Task requirements:
Please copy out all lines of the entries that contain the word "Count".

Stored entries:
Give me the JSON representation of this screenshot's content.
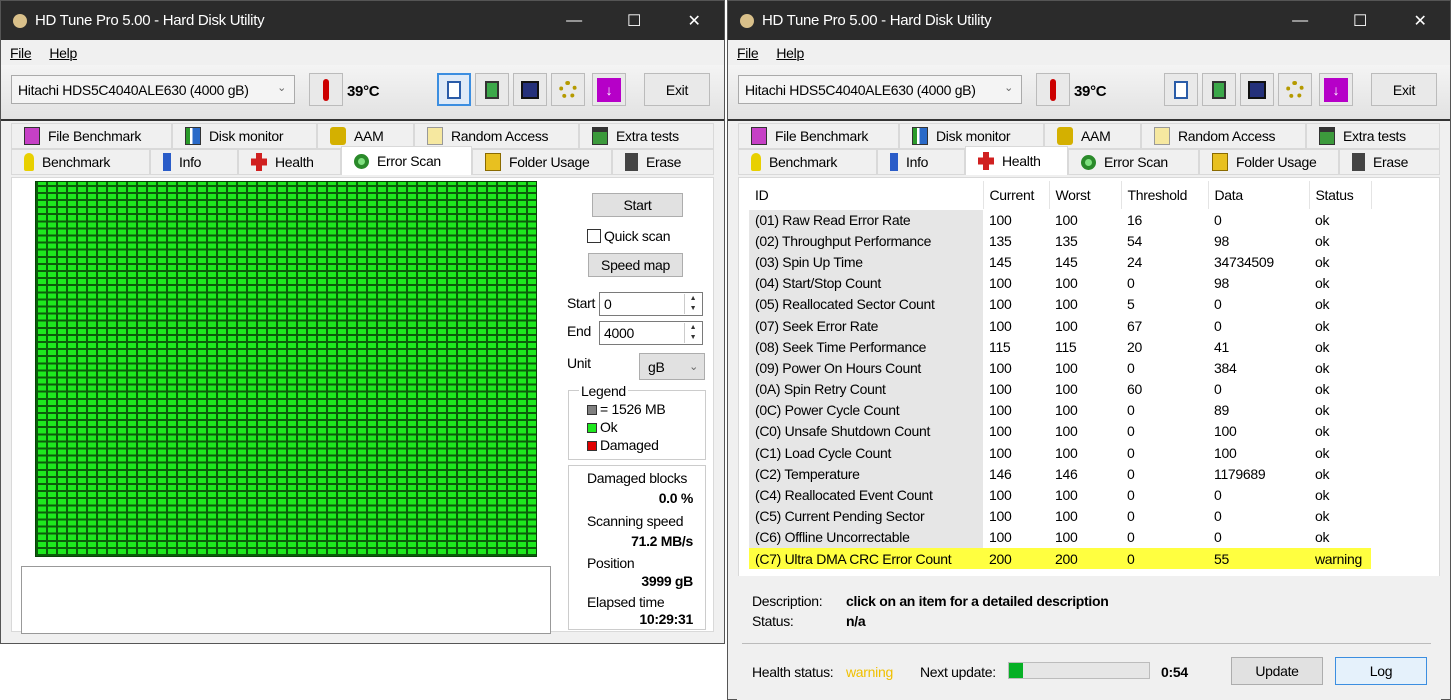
{
  "app_title": "HD Tune Pro 5.00 - Hard Disk Utility",
  "menu": {
    "file": "File",
    "help": "Help"
  },
  "drive": "Hitachi HDS5C4040ALE630 (4000 gB)",
  "temperature": "39°C",
  "exit_label": "Exit",
  "tabs_top": [
    "File Benchmark",
    "Disk monitor",
    "AAM",
    "Random Access",
    "Extra tests"
  ],
  "tabs_bottom": [
    "Benchmark",
    "Info",
    "Health",
    "Error Scan",
    "Folder Usage",
    "Erase"
  ],
  "error_scan": {
    "start_button": "Start",
    "quick_scan": "Quick scan",
    "quick_scan_checked": false,
    "speed_map": "Speed map",
    "start_label": "Start",
    "start_value": "0",
    "end_label": "End",
    "end_value": "4000",
    "unit_label": "Unit",
    "unit_value": "gB",
    "legend_title": "Legend",
    "legend_block": "= 1526 MB",
    "legend_ok": "Ok",
    "legend_damaged": "Damaged",
    "damaged_blocks_label": "Damaged blocks",
    "damaged_blocks": "0.0 %",
    "speed_label": "Scanning speed",
    "speed": "71.2 MB/s",
    "position_label": "Position",
    "position": "3999 gB",
    "elapsed_label": "Elapsed time",
    "elapsed": "10:29:31",
    "colors": {
      "ok": "#1ee81e",
      "damaged": "#e00000",
      "block": "#808080"
    }
  },
  "health": {
    "columns": [
      "ID",
      "Current",
      "Worst",
      "Threshold",
      "Data",
      "Status"
    ],
    "rows": [
      [
        "(01) Raw Read Error Rate",
        "100",
        "100",
        "16",
        "0",
        "ok"
      ],
      [
        "(02) Throughput Performance",
        "135",
        "135",
        "54",
        "98",
        "ok"
      ],
      [
        "(03) Spin Up Time",
        "145",
        "145",
        "24",
        "34734509",
        "ok"
      ],
      [
        "(04) Start/Stop Count",
        "100",
        "100",
        "0",
        "98",
        "ok"
      ],
      [
        "(05) Reallocated Sector Count",
        "100",
        "100",
        "5",
        "0",
        "ok"
      ],
      [
        "(07) Seek Error Rate",
        "100",
        "100",
        "67",
        "0",
        "ok"
      ],
      [
        "(08) Seek Time Performance",
        "115",
        "115",
        "20",
        "41",
        "ok"
      ],
      [
        "(09) Power On Hours Count",
        "100",
        "100",
        "0",
        "384",
        "ok"
      ],
      [
        "(0A) Spin Retry Count",
        "100",
        "100",
        "60",
        "0",
        "ok"
      ],
      [
        "(0C) Power Cycle Count",
        "100",
        "100",
        "0",
        "89",
        "ok"
      ],
      [
        "(C0) Unsafe Shutdown Count",
        "100",
        "100",
        "0",
        "100",
        "ok"
      ],
      [
        "(C1) Load Cycle Count",
        "100",
        "100",
        "0",
        "100",
        "ok"
      ],
      [
        "(C2) Temperature",
        "146",
        "146",
        "0",
        "1179689",
        "ok"
      ],
      [
        "(C4) Reallocated Event Count",
        "100",
        "100",
        "0",
        "0",
        "ok"
      ],
      [
        "(C5) Current Pending Sector",
        "100",
        "100",
        "0",
        "0",
        "ok"
      ],
      [
        "(C6) Offline Uncorrectable",
        "100",
        "100",
        "0",
        "0",
        "ok"
      ],
      [
        "(C7) Ultra DMA CRC Error Count",
        "200",
        "200",
        "0",
        "55",
        "warning"
      ]
    ],
    "description_label": "Description:",
    "description": "click on an item for a detailed description",
    "status_label": "Status:",
    "status": "n/a",
    "health_status_label": "Health status:",
    "health_status": "warning",
    "next_update_label": "Next update:",
    "next_update_progress": 0.1,
    "next_update_time": "0:54",
    "update_button": "Update",
    "log_button": "Log",
    "warning_color": "#f0c000"
  }
}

Written reply:
        "(04) Start/Stop Count",
        "(05) Reallocated Sector Count",
        "(09) Power On Hours Count",
        "(0A) Spin Retry Count",
        "(0C) Power Cycle Count",
        "(C0) Unsafe Shutdown Count",
        "(C1) Load Cycle Count",
        "(C4) Reallocated Event Count",
        "(C7) Ultra DMA CRC Error Count",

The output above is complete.